It is often assumed thatconsciousness and intentionality are twomutually independent aspects of mental life.When the assumption is denounced, it usuallygives way to the claim that consciousness issomehow dependent upon intentionality. Thepossibility that intentionality may bedependent upon consciousness is rarelyentertained. Recently, however, John Searle andColin McGinn have argued for just suchdependence. In this paper, I reconstruct andevaluate their argumentation. I am in sympathyboth with their view and with the lines ofargument they employ in its defense. UnlikeSearle and McGinn, however, I am (...) quite attachedto a naturalist approach to intentionality. Itwill turn out to be somewhat difficult toreconcile naturalism with the notion thatintentionality is dependent upon consciousness,although, perhaps surprisingly, I will arguethat McGinn's case for such dependence iscompatible with naturalism. (shrink)
Consciosuness is the property mental-occurrence instances have when the subject has immediate awareness of them. According to intrinsic theory, this immediate awareness is intrinsic to the conscious4 mental-occurrence instance, whereas according to appendage theory, it forms a separate mental-occurrence instance. Assuming, rather than arguing for, the correctness of intrinsic theory, this paper investigates a number of theses about the specific intentional content of the immediate awareness built into conscious4 mental-occurrence instances. These theses are mostly drawn from work conducted within the (...) framework of appendage theory, especially by David Rosenthal. After transposing them into the conceptual framework of intrinsic theory, we discuss the merits of each of these theses. (shrink)

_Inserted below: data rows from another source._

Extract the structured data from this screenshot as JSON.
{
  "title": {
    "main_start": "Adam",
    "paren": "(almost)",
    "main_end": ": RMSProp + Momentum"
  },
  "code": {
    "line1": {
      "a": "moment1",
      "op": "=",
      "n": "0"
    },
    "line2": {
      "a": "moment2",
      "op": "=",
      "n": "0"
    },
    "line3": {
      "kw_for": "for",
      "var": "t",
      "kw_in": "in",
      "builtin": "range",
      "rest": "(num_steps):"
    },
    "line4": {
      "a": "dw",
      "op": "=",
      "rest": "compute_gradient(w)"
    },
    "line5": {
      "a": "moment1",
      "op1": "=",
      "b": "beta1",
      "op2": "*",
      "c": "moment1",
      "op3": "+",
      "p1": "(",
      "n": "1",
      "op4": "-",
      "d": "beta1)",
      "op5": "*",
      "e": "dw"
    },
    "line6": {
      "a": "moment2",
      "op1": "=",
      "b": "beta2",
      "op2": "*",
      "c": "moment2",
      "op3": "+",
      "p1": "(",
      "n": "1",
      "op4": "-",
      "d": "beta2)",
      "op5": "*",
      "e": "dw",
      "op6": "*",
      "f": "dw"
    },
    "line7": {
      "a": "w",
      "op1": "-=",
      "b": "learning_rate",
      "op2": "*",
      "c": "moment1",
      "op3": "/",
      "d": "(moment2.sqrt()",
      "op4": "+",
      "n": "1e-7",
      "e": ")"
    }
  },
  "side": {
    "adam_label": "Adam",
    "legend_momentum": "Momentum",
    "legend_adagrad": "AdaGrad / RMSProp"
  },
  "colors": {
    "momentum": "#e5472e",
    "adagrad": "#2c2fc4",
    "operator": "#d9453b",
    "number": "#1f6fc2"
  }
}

Michael Tye has recently argued that the phenomenal character of conscious experiences is "one and the same as" (1) Poised (2) Abstract (3) Non-conceptual (4) Intentional Content (PANIC). Tye argues extensively that PANIC Theory accounts for differences in phenomenal character in representational terms. But another task of a theory of phenomenal consciousness is to account for the difference between those mental states that have phenomenal character at all and those that do not. By going through each of the four qualifiers (...) of PANIC, we argue that PANIC Theory fails to account for this difference in genuinely representational terms. We suggest, furthermore, that the reasons it fails are likely to be endemic to all representational theories of phenomenal consciousness. (shrink)